Task directions
Each record below needs to be written out exactly as it reads.

Source material

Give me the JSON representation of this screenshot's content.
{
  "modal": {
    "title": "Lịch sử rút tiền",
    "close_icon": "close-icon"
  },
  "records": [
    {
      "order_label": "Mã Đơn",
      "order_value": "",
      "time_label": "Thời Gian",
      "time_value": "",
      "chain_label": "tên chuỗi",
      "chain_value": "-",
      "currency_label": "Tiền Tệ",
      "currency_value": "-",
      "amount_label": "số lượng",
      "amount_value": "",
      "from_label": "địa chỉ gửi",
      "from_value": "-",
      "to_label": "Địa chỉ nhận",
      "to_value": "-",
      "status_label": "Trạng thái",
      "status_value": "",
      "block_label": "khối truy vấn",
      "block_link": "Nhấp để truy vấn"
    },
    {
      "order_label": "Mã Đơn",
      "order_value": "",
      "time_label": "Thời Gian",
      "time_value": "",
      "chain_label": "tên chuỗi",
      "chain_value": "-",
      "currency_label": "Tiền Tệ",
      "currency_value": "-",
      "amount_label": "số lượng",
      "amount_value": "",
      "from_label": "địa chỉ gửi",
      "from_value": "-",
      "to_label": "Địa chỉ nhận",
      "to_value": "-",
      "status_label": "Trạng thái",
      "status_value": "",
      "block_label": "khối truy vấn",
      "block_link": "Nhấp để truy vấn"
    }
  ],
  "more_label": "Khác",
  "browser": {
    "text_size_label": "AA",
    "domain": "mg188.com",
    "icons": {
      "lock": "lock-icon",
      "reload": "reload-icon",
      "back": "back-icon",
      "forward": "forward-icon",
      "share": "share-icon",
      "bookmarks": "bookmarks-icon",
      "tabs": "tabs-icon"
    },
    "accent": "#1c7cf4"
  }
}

Response
Give me the JSON representation of this screenshot's content.
{
  "modal": {
    "title": "Lịch sử rút tiền",
    "close_icon": "close-icon"
  },
  "records": [
    {
      "order_label": "Mã Đơn",
      "order_value": "",
      "time_label": "Thời Gian",
      "time_value": "",
      "chain_label": "tên chuỗi",
      "chain_value": "-",
      "currency_label": "Tiền Tệ",
      "currency_value": "-",
      "amount_label": "số lượng",
      "amount_value": "",
      "from_label": "địa chỉ gửi",
      "from_value": "-",
      "to_label": "Địa chỉ nhận",
      "to_value": "-",
      "status_label": "Trạng thái",
      "status_value": "",
      "block_label": "khối truy vấn",
      "block_link": "Nhấp để truy vấn"
    },
    {
      "order_label": "Mã Đơn",
      "order_value": "",
      "time_label": "Thời Gian",
      "time_value": "",
      "chain_label": "tên chuỗi",
      "chain_value": "-",
      "currency_label": "Tiền Tệ",
      "currency_value": "-",
      "amount_label": "số lượng",
      "amount_value": "",
      "from_label": "địa chỉ gửi",
      "from_value": "-",
      "to_label": "Địa chỉ nhận",
      "to_value": "-",
      "status_label": "Trạng thái",
      "status_value": "",
      "block_label": "khối truy vấn",
      "block_link": "Nhấp để truy vấn"
    }
  ],
  "more_label": "Khác",
  "browser": {
    "text_size_label": "AA",
    "domain": "mg188.com",
    "icons": {
      "lock": "lock-icon",
      "reload": "reload-icon",
      "back": "back-icon",
      "forward": "forward-icon",
      "share": "share-icon",
      "bookmarks": "bookmarks-icon",
      "tabs": "tabs-icon"
    },
    "accent": "#1c7cf4"
  }
}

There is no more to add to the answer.